Dinner is served in a single open seating in the Constellation Restaurant. This airy room fills a long, narrow space along the port, aft side of the lowest passenger deck (Deck 3). There are no tables for two, but a few for four, which, when the ship is not full, may remain half-filled. However, the company of fellow expedition cruisers is so convivial we found it a pleasure to dine with strangers, which we did on most nights.
Like many cruise lines catering to guests with sophisticated palates, Orion has called upon a culinary superstar to design the onboard cuisine. In this case, it's Australian uberchef and restaurateur, Serge Dansereau of Sydney's Bathers' Pavillion restaurant. Dansereau has taken charge of the lion's share of Orion's dinner menus, infusing them with his signature style. Dansereau carries the gospel of simplicity to the max -- meats, fish and fowl are accompanied by a single accompanying ingredient, and he avoids all overpowering flavorings in his sauces. (He even disavows using alcohol as a sauce ingredient.) Each night the basic dinner bill of fare is a four-course tasting menu comprised of an appetizer, fish course, meat course and dessert.
In a regular restaurant this format would be referred to as "prix fixe," but since there is no charge for onboard dining, perhaps "free picks" is more apropos.
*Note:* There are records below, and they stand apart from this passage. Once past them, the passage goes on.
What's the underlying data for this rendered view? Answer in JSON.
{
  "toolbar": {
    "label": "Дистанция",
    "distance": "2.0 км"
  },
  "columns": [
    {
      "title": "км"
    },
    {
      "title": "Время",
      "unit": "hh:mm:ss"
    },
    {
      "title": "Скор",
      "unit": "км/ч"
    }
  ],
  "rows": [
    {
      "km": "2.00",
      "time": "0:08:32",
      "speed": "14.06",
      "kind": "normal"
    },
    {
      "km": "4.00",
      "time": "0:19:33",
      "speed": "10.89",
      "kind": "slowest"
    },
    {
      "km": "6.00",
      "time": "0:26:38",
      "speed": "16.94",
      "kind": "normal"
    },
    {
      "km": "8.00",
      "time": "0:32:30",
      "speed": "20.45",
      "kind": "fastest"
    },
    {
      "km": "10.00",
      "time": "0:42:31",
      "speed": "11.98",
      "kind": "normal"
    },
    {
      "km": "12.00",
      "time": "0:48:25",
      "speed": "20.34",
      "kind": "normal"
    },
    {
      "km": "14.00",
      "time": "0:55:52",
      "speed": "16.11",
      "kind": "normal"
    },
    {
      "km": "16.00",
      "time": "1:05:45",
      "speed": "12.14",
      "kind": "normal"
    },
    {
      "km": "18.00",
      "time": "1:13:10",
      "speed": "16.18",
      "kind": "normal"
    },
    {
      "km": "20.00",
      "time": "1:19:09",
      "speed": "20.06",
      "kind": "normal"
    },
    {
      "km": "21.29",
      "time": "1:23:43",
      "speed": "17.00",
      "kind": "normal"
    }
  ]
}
True to Dansereau's culinary philosophy, each of these courses is small in portion size, light in saucing and simple in preparation. His dessert courses are extremely light, and mostly fruit-based; chocolate appeared only once on one of his onboard menus. When we inquired about the lack of variety in this area, we were told that this was part of his philosophy; that the delicacy of his dishes should not be "overwhelmed by a heavy dessert."
The most striking aspect of Orion's cuisine was the quality of the seafood -- all of local Aussie provenance -- which ranked among the best we've experienced on any cruise ship, including items that often can't be frozen successfully, such as fresh crab, lobster and raw oysters on the half-shell.
However, we did find the rigid menu structure limiting, especially as there was only one selection for each menu course. There was a page of "alternate choices" designed and prepared by the ship's Chef de Cuisine, Lothar Greiner, but there was no direct correlation between the items listed there and the original menu course categories. For example, one night's alternate choices included a bowl of spaghetti al l'arrabiata, pumpkin soup, green salad, grilled rockling with greens, and sirloin steak. It is hard to decide where a bowl of spaghetti would fit into the structured four courses, and at the expense of what item. Does the pumpkin soup replace the appetizer course, or is it simply an option for those who don't particularly like fish? Is the alternate fish course equivalent in size to the small grazing fish course on the main menu? Nobody, neither crew nor passenger, could answer those questions. Though superlatively executed, the menus remained an enigma throughout the cruise.
No vegetarian dishes appeared on the menu, though on request, the maitre d' will print one up. Usually this is cobbled together from the fish and fowl courses with the fish or fowl eliminated altogether or substituted by a vegetable alternative (e.g., eggplant for fish in a red emperor fish porcini mushroom risotto). There is no low-sodium, low-carb or spa menu. However, due to the small size of the ship and high level of personal service, if notified at the time of booking, they will make every attempt to accommodate special dietary needs.
There are also outdoor deck barbecues and buffets. (On our seven-night Great Barrier Reef/Torres Strait sailing there were two: seafood barbecue and Mediterranean buffet). These appear to be independent of Dansereau's menu designs, as evidenced by the presence of multiple dessert selections -- including chocolate and pastries!
There typically are few if any sea days, but on port days with late calls, breakfast is also offered a la carte in the Constellation. For the most part, however, breakfast is served from the permanent buffet installation in the Delphinus Outdoor Cafe on Deck 4's fantail. There is a limited variety of cold and hot buffet items to choose from, various breads, English muffins and bagels toasted to order, as well as an omelet/scrambled/fried egg station. For early risers there is a continental breakfast/tea/coffee service in Deck 6's Galaxy Observation Lounge.
Each day, there are loosely themed buffet lunches served al fresco in the Delphinus, and the quality and variety were quite good. It is interesting to note that lunchtime was the venue for all the rich, filling, creamy desserts. This makes no sense at all for the noontime heat of tropical sailings, more sense for the semiannual Antarctic cruise, but, for American tastes, having a complete panoply of desserts for the midday meal and none for dinner seems a real head-scratcher.
During inclement weather the buffet lunches and/or breakfasts are moved inside to the Constellation. Diners may also walk their meals from the outdoor Delphinus inside to the adjoining Leda Lounge.
Continental breakfast may be ordered daily from room service; room service will also deliver dishes from the lunch or dinner menu du jour gratis during regular mealtimes.